  • Andrews, Ernest A.; Hurt, David B. (2022). A Machine Gunner's War: From Normandy to Victory with the 1st Infantry Division in World War II. Philadelphia & Oxford: Casemate. ISBN 978-1636241043.
  • Felix G. Third Graders at War: The True Story of a Cavalry Scout During Operation Desert Storm, ISBN 978-1-4575-0152-4
  • Rohan, John. Rags, the Dog Who Went to War, Diggory Press, ISBN 978-1-84685-364-7
  • Gantter, Raymond. Roll Me Over: An Infantryman's World War II, Ivy Books, ISBN 0-8041-1605-9

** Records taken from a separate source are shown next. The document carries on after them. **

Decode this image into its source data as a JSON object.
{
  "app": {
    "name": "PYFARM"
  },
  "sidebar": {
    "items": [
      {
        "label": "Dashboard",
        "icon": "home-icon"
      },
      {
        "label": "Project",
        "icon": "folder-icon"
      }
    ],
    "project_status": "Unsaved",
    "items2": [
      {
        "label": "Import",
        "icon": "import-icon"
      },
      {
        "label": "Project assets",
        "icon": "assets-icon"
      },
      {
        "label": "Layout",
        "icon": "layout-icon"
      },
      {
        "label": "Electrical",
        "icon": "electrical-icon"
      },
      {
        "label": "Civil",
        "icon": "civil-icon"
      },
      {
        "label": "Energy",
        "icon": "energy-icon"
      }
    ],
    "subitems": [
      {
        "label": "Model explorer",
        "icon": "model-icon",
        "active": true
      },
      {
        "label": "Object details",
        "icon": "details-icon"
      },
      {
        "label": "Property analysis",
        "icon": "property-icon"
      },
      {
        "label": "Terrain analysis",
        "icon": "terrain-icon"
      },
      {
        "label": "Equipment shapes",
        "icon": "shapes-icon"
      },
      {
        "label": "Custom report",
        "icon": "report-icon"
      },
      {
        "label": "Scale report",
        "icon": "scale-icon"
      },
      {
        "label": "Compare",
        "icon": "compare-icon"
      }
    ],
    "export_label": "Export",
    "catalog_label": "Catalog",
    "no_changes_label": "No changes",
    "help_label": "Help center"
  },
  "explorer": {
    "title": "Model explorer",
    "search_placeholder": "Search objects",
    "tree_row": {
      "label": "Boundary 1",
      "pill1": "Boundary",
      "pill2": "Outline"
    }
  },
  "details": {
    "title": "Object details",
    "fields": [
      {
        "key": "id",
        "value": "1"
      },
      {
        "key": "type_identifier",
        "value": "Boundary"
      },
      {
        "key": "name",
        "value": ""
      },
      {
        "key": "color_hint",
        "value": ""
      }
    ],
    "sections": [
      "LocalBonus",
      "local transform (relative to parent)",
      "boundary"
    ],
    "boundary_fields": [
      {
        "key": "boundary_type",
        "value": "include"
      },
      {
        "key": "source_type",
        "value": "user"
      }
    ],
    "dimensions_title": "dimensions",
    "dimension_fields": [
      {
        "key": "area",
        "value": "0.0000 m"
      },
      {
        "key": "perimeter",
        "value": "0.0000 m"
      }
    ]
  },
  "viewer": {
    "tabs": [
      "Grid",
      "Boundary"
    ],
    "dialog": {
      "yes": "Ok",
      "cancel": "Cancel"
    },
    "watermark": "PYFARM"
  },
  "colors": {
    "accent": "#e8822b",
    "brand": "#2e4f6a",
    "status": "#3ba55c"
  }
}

  • Stanton, Shelby, Vietnam Order of Battle: A Complete Illustrated Reference to the U.S. Army and Allied Ground Forces in Vietnam, 1961–1973, Stackpole Books, 2006 ISBN 0-8117-0071-2
  • Wheeler, James Scott. The Big Red One: America's Legendary 1st Infantry Division from World War I to Desert Storm (2nd ed., University Press of Kansas, 2007), the standard history; 710pp
  • Desert Redleg: Artillery Warfare in the First Gulf War by Col. L. Scott Lingamfelter
Preceded by Multinational Division South
Succeeded by
Preceded by Regional Command East
Succeeded by